Modern-day prospectors have created new boom times in Deadwood. The casinos are packed on weekend nights, and visitors are never far away from the beeps and clinks of slot machines. There’s even a row of machines in the town’s only grocery store. On a warm summer evening, throngs of gamblers wearing Mardi Gras beads and cowboy hats cruise the downtown "strip," a brick street lined with 19th century buildings, such as the three-story Bullock Hotel, a sandstone beauty built for the sheriff himself in 1895. The city uses some of its gambling proceeds to restore old buildings, striking a balance between glitz and history.

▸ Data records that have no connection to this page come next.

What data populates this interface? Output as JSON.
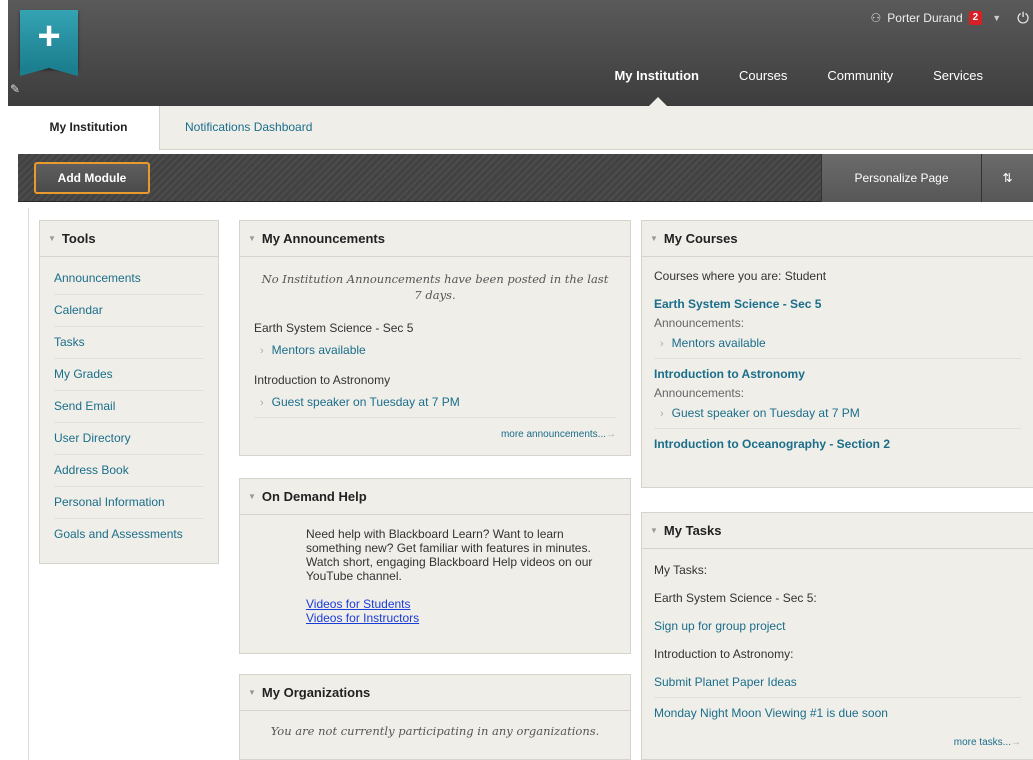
{
  "header": {
    "user_name": "Porter Durand",
    "notification_count": "2",
    "nav": [
      "My Institution",
      "Courses",
      "Community",
      "Services"
    ],
    "active_nav": "My Institution"
  },
  "subtabs": {
    "active": "My Institution",
    "other": "Notifications Dashboard"
  },
  "toolbar": {
    "add_module": "Add Module",
    "personalize": "Personalize Page",
    "reorder_glyph": "⇅"
  },
  "tools": {
    "title": "Tools",
    "items": [
      "Announcements",
      "Calendar",
      "Tasks",
      "My Grades",
      "Send Email",
      "User Directory",
      "Address Book",
      "Personal Information",
      "Goals and Assessments"
    ]
  },
  "announcements": {
    "title": "My Announcements",
    "no_institution": "No Institution Announcements have been posted in the last 7 days.",
    "groups": [
      {
        "course": "Earth System Science - Sec 5",
        "item": "Mentors available"
      },
      {
        "course": "Introduction to Astronomy",
        "item": "Guest speaker on Tuesday at 7 PM"
      }
    ],
    "more": "more announcements..."
  },
  "help": {
    "title": "On Demand Help",
    "text": "Need help with Blackboard Learn? Want to learn something new? Get familiar with features in minutes. Watch short, engaging Blackboard Help videos on our YouTube channel.",
    "link_students": "Videos for Students",
    "link_instructors": "Videos for Instructors"
  },
  "organizations": {
    "title": "My Organizations",
    "text": "You are not currently participating in any organizations."
  },
  "courses": {
    "title": "My Courses",
    "intro": "Courses where you are: Student",
    "ann_label": "Announcements:",
    "list": [
      {
        "name": "Earth System Science - Sec 5",
        "announcement": "Mentors available"
      },
      {
        "name": "Introduction to Astronomy",
        "announcement": "Guest speaker on Tuesday at 7 PM"
      },
      {
        "name": "Introduction to Oceanography - Section 2"
      }
    ]
  },
  "tasks": {
    "title": "My Tasks",
    "intro": "My Tasks:",
    "course1": "Earth System Science - Sec 5:",
    "task1": "Sign up for group project",
    "course2": "Introduction to Astronomy:",
    "task2": "Submit Planet Paper Ideas",
    "task3": "Monday Night Moon Viewing #1 is due soon",
    "more": "more tasks..."
  }
}
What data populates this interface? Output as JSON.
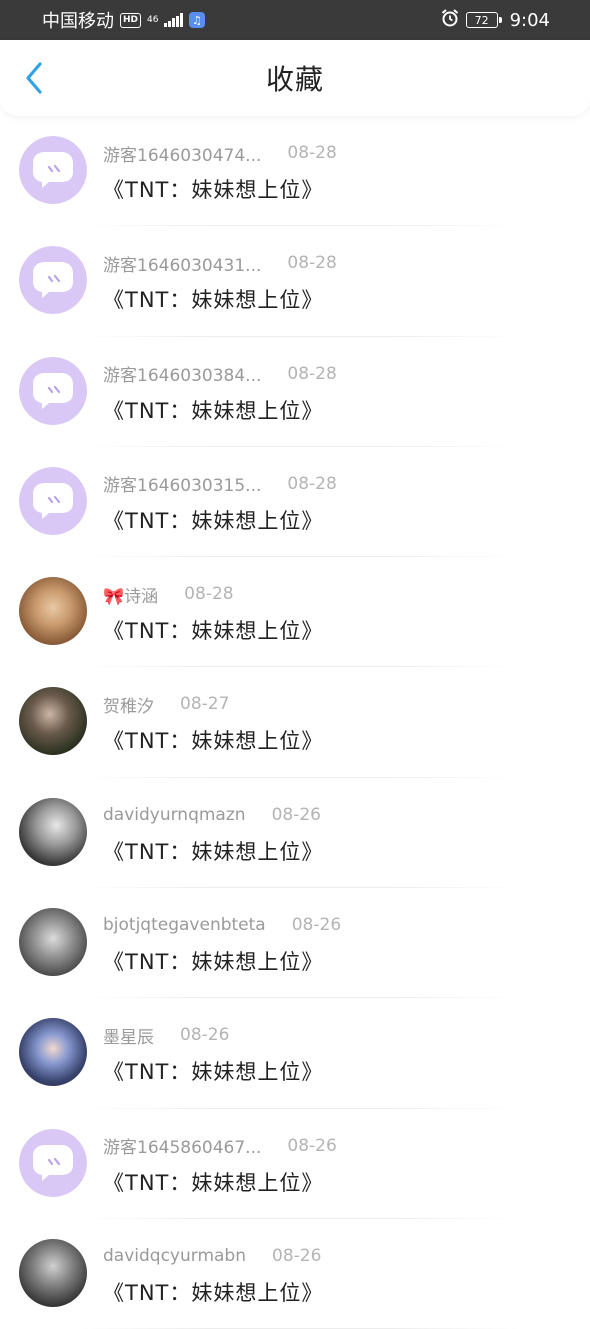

Visitors who walk downtown during the day should be prepared for gunfire. Several hundred times a summer, starting on Memorial Day, Wild Bill gets shot in the back and the murderous Jack McCall tries to outrun the vigilantes. In all these years, neither of them has ever found a way to save himself. Thanks to the reenactments, there’s more gunplay in Deadwood today than there was in the gold rush days, according to Kopco. "Most people were too preoccupied searching for gold to get into gunfights," she says.

Anyone interested in a quieter, more complete display of Deadwood’s history should visit the Adams Museum. Fans of the HBO series will especially enjoy photos of the muddy streets and wooden storefronts that made up the original camp. The series producers may have taken a few liberties with their characters (Swearengen, for example, never was a real mover and shaker), but they perfectly captured the look of Deadwood in its earliest years. The museum holds a few surprises: album-cover art featuring the comically miscast Doris Day as Calamity Jane, not one but two stuffed spaniels that lived in town at the same time as Wild Bill, and the nearly complete skeleton of a 20-foot-long plesiosaur, a toothy seagoing carnivore from the Mesozoic era.

But no collection of artifacts can match the power of the cemetery above town. Some visitors take guided bus tours, but the best way to see Mount Moriah is on foot, walking in the shade of ponderosa pines.

Wild Bill Hickok’s last resting place, marked with a bronze statue, is a near-mandatory stop. (The original grave marker was stone, but determined souvenir seekers quickly chipped it away.) Visitors often leave offerings like coins, trinkets, and even bullets at the site. Calamity Jane ended up right next to Bill, at her request.

If you explore beyond the famous names, you’ll find remnants of a Wild West that was both less romantic and more richly textured than the legends suggest. Three separate potter’s fields hold the bodies of soldiers, prostitutes, unfortunate gamblers, and other anonymous people who were too poor to afford a tombstone. Clusters of children’s graves mark outbreaks of scarlet fever and diphtheria. Chinese characters and Stars of David remind us of the considerable diversity among people drawn by the gold rush.

The gold hasn’t completely disappeared—visitors can still pan for gold flecks—but the mining days are officially over. The Homestake gold mine in the hills above Deadwood, once the biggest and deepest mine in the Western Hemisphere, closed for good in 2001. When the miners moved out, physicists took over. Researchers have placed gadgets nearly 5,000 feet belowground to catch subatomic particles emitted by the sun.

Once again, Deadwood is finding a way to reinvent itself.

This article was first published in November 2007. Some facts may have aged gracelessly. Please call ahead to verify information.